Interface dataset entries

=== Section Start ===

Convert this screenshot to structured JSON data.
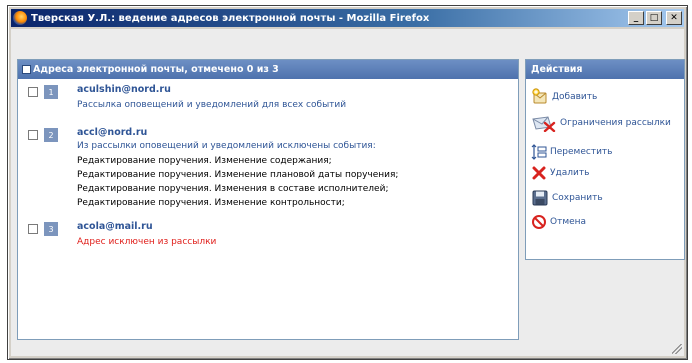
{
  "window": {
    "title": "Тверская У.Л.: ведение адресов электронной почты - Mozilla Firefox",
    "minimize": "_",
    "maximize": "□",
    "close": "✕"
  },
  "addresses": {
    "header": "Адреса электронной почты, отмечено 0 из 3",
    "items": [
      {
        "index": "1",
        "email": "aculshin@nord.ru",
        "note": "Рассылка оповещений и уведомлений для всех событий",
        "note_color": "#2f5596",
        "excluded_events": []
      },
      {
        "index": "2",
        "email": "accl@nord.ru",
        "note": "Из рассылки оповещений и уведомлений исключены события:",
        "note_color": "#2f5596",
        "excluded_events": [
          "Редактирование поручения. Изменение содержания;",
          "Редактирование поручения. Изменение плановой даты поручения;",
          "Редактирование поручения. Изменения в составе исполнителей;",
          "Редактирование поручения. Изменение контрольности;"
        ]
      },
      {
        "index": "3",
        "email": "acola@mail.ru",
        "note": "Адрес исключен из рассылки",
        "note_color": "#e0201c",
        "excluded_events": []
      }
    ]
  },
  "actions": {
    "header": "Действия",
    "items": [
      {
        "label": "Добавить",
        "icon": "add-icon"
      },
      {
        "label": "Ограничения рассылки",
        "icon": "mail-restrict-icon"
      },
      {
        "label": "Переместить",
        "icon": "move-icon"
      },
      {
        "label": "Удалить",
        "icon": "delete-icon"
      },
      {
        "label": "Сохранить",
        "icon": "save-icon"
      },
      {
        "label": "Отмена",
        "icon": "cancel-icon"
      }
    ]
  }
}
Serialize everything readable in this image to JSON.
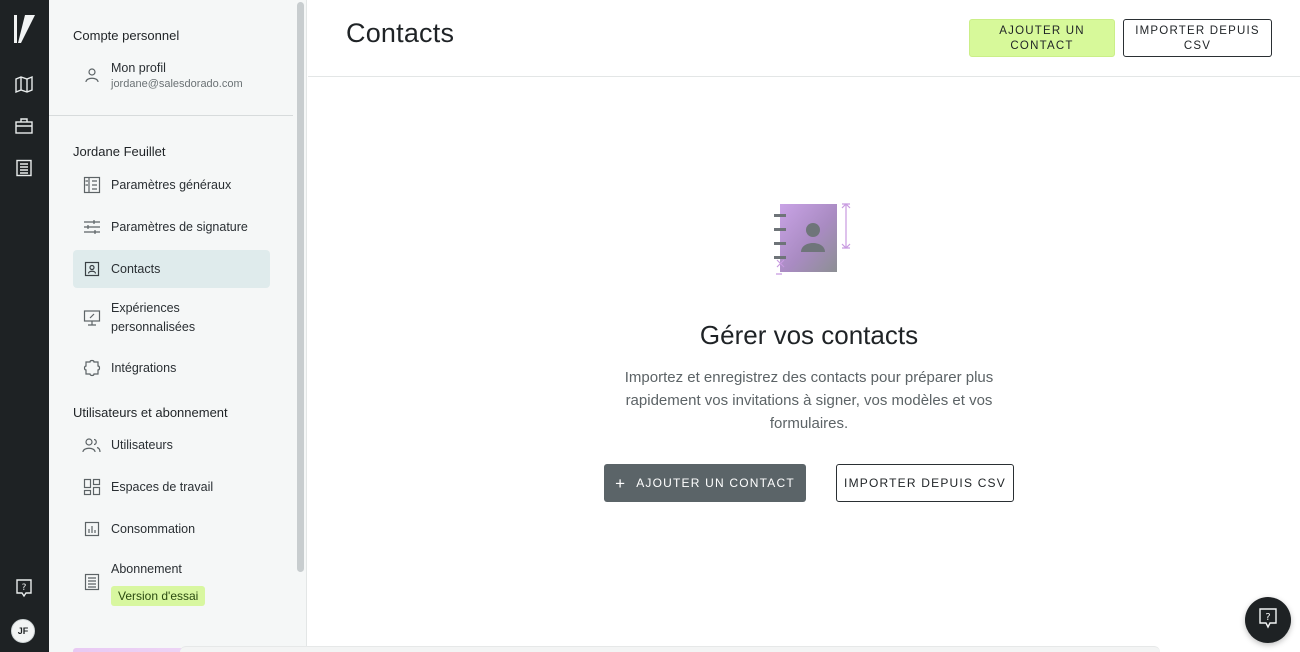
{
  "rail": {
    "avatar_initials": "JF",
    "icons": [
      "logo-icon",
      "map-icon",
      "briefcase-icon",
      "document-list-icon",
      "help-icon"
    ]
  },
  "sidebar": {
    "personal_section": "Compte personnel",
    "profile": {
      "label": "Mon profil",
      "email": "jordane@salesdorado.com"
    },
    "org_section": "Jordane Feuillet",
    "org_items": [
      {
        "label": "Paramètres généraux",
        "icon": "building-settings-icon"
      },
      {
        "label": "Paramètres de signature",
        "icon": "sliders-icon"
      },
      {
        "label": "Contacts",
        "icon": "contact-card-icon",
        "active": true
      },
      {
        "label": "Expériences personnalisées",
        "icon": "monitor-pen-icon"
      },
      {
        "label": "Intégrations",
        "icon": "puzzle-icon"
      }
    ],
    "users_section": "Utilisateurs et abonnement",
    "users_items": [
      {
        "label": "Utilisateurs",
        "icon": "users-icon"
      },
      {
        "label": "Espaces de travail",
        "icon": "workspace-grid-icon"
      },
      {
        "label": "Consommation",
        "icon": "bar-chart-icon"
      },
      {
        "label": "Abonnement",
        "icon": "receipt-icon"
      }
    ],
    "trial_badge": "Version d'essai"
  },
  "header": {
    "title": "Contacts",
    "add_contact_button": "AJOUTER UN CONTACT",
    "import_csv_button": "IMPORTER DEPUIS CSV"
  },
  "empty_state": {
    "title": "Gérer vos contacts",
    "description": "Importez et enregistrez des contacts pour préparer plus rapidement vos invitations à signer, vos modèles et vos formulaires.",
    "add_button": "AJOUTER UN CONTACT",
    "import_button": "IMPORTER DEPUIS CSV"
  },
  "colors": {
    "rail_bg": "#1e2224",
    "sidebar_bg": "#f5f7f7",
    "active_item_bg": "#dfebec",
    "lime_accent": "#d7f99a",
    "dark_button": "#5b6468",
    "illustration_purple": "#c89ae0"
  }
}
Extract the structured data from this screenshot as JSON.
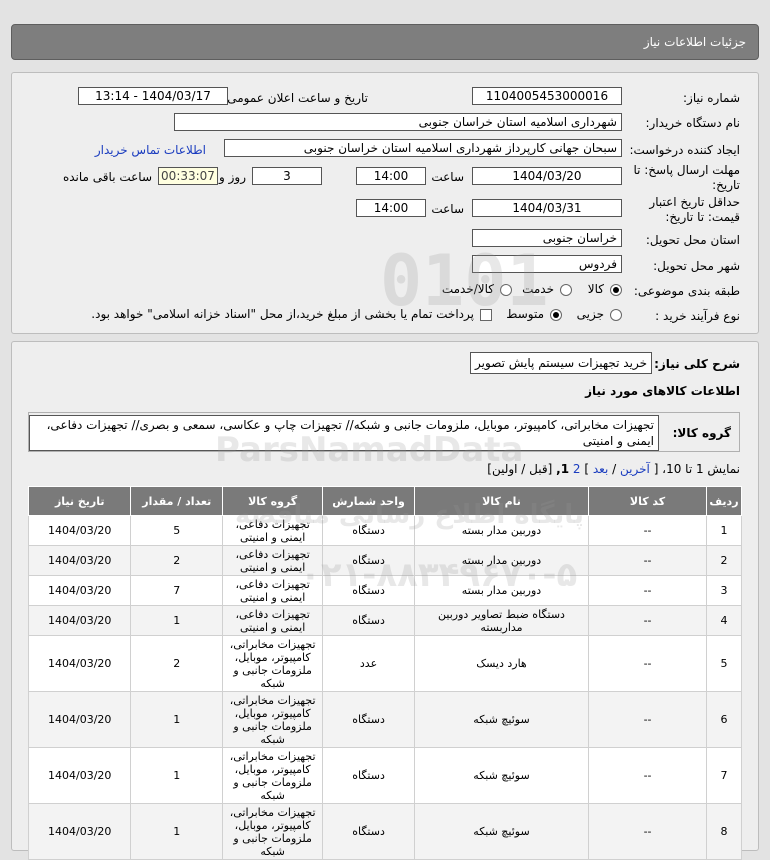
{
  "header": {
    "title": "جزئیات اطلاعات نیاز"
  },
  "form": {
    "need_number_label": "شماره نیاز:",
    "need_number": "1104005453000016",
    "announce_label": "تاریخ و ساعت اعلان عمومی:",
    "announce_value": "1404/03/17 - 13:14",
    "buyer_label": "نام دستگاه خریدار:",
    "buyer_value": "شهرداری اسلامیه استان خراسان جنوبی",
    "creator_label": "ایجاد کننده درخواست:",
    "creator_value": "سبحان جهانی کارپرداز شهرداری اسلامیه استان خراسان جنوبی",
    "contact_link": "اطلاعات تماس خریدار",
    "deadline_label": "مهلت ارسال پاسخ: تا تاریخ:",
    "deadline_date": "1404/03/20",
    "time_label": "ساعت",
    "deadline_time": "14:00",
    "days_value": "3",
    "days_label": "روز و",
    "remaining_value": "00:33:07",
    "remaining_label": "ساعت باقی مانده",
    "validity_label": "حداقل تاریخ اعتبار قیمت: تا تاریخ:",
    "validity_date": "1404/03/31",
    "validity_time_label": "ساعت",
    "validity_time": "14:00",
    "province_label": "استان محل تحویل:",
    "province_value": "خراسان جنوبی",
    "city_label": "شهر محل تحویل:",
    "city_value": "فردوس",
    "category_label": "طبقه بندی موضوعی:",
    "category_options": [
      "کالا",
      "خدمت",
      "کالا/خدمت"
    ],
    "category_selected": "کالا",
    "process_label": "نوع فرآیند خرید :",
    "process_options": [
      "جزیی",
      "متوسط"
    ],
    "process_selected": "متوسط",
    "payment_note": "پرداخت تمام یا بخشی از مبلغ خرید،از محل \"اسناد خزانه اسلامی\" خواهد بود."
  },
  "details": {
    "summary_label": "شرح کلی نیاز:",
    "summary_value": "خرید تجهیزات سیستم پایش تصویر",
    "goods_title": "اطلاعات کالاهای مورد نیاز",
    "group_label": "گروه کالا:",
    "group_value": "تجهیزات مخابراتی، کامپیوتر، موبایل، ملزومات جانبی و شبکه// تجهیزات چاپ و عکاسی، سمعی و بصری// تجهیزات دفاعی، ایمنی و امنیتی",
    "paging_prefix": "نمایش 1 تا 10، [",
    "paging_last": "آخرین",
    "paging_sep1": "/",
    "paging_next": "بعد",
    "paging_pages_prefix": "]",
    "paging_page2": "2",
    "paging_page1": "1,",
    "paging_tail": "[قبل / اولین]"
  },
  "table": {
    "headers": [
      "ردیف",
      "کد کالا",
      "نام کالا",
      "واحد شمارش",
      "گروه کالا",
      "تعداد / مقدار",
      "تاریخ نیاز"
    ],
    "rows": [
      [
        "1",
        "--",
        "دوربین مدار بسته",
        "دستگاه",
        "تجهیزات دفاعی، ایمنی و امنیتی",
        "5",
        "1404/03/20"
      ],
      [
        "2",
        "--",
        "دوربین مدار بسته",
        "دستگاه",
        "تجهیزات دفاعی، ایمنی و امنیتی",
        "2",
        "1404/03/20"
      ],
      [
        "3",
        "--",
        "دوربین مدار بسته",
        "دستگاه",
        "تجهیزات دفاعی، ایمنی و امنیتی",
        "7",
        "1404/03/20"
      ],
      [
        "4",
        "--",
        "دستگاه ضبط تصاویر دوربین مداربسته",
        "دستگاه",
        "تجهیزات دفاعی، ایمنی و امنیتی",
        "1",
        "1404/03/20"
      ],
      [
        "5",
        "--",
        "هارد دیسک",
        "عدد",
        "تجهیزات مخابراتی، کامپیوتر، موبایل، ملزومات جانبی و شبکه",
        "2",
        "1404/03/20"
      ],
      [
        "6",
        "--",
        "سوئیچ شبکه",
        "دستگاه",
        "تجهیزات مخابراتی، کامپیوتر، موبایل، ملزومات جانبی و شبکه",
        "1",
        "1404/03/20"
      ],
      [
        "7",
        "--",
        "سوئیچ شبکه",
        "دستگاه",
        "تجهیزات مخابراتی، کامپیوتر، موبایل، ملزومات جانبی و شبکه",
        "1",
        "1404/03/20"
      ],
      [
        "8",
        "--",
        "سوئیچ شبکه",
        "دستگاه",
        "تجهیزات مخابراتی، کامپیوتر، موبایل، ملزومات جانبی و شبکه",
        "1",
        "1404/03/20"
      ]
    ]
  },
  "watermark": {
    "number": "0101",
    "brand": "ParsNamadData",
    "phone": "۰۲۱-۸۸۳۴۹۶۷۰-۵",
    "tagline": "پایگاه اطلاع رسانی مناقصه"
  }
}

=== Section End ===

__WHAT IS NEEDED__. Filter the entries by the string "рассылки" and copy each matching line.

__RESULT OF THIS TASK__.
        "note": "Из рассылки оповещений и уведомлений исключены события:",
        "note": "Адрес исключен из рассылки",
        "label": "Ограничения рассылки",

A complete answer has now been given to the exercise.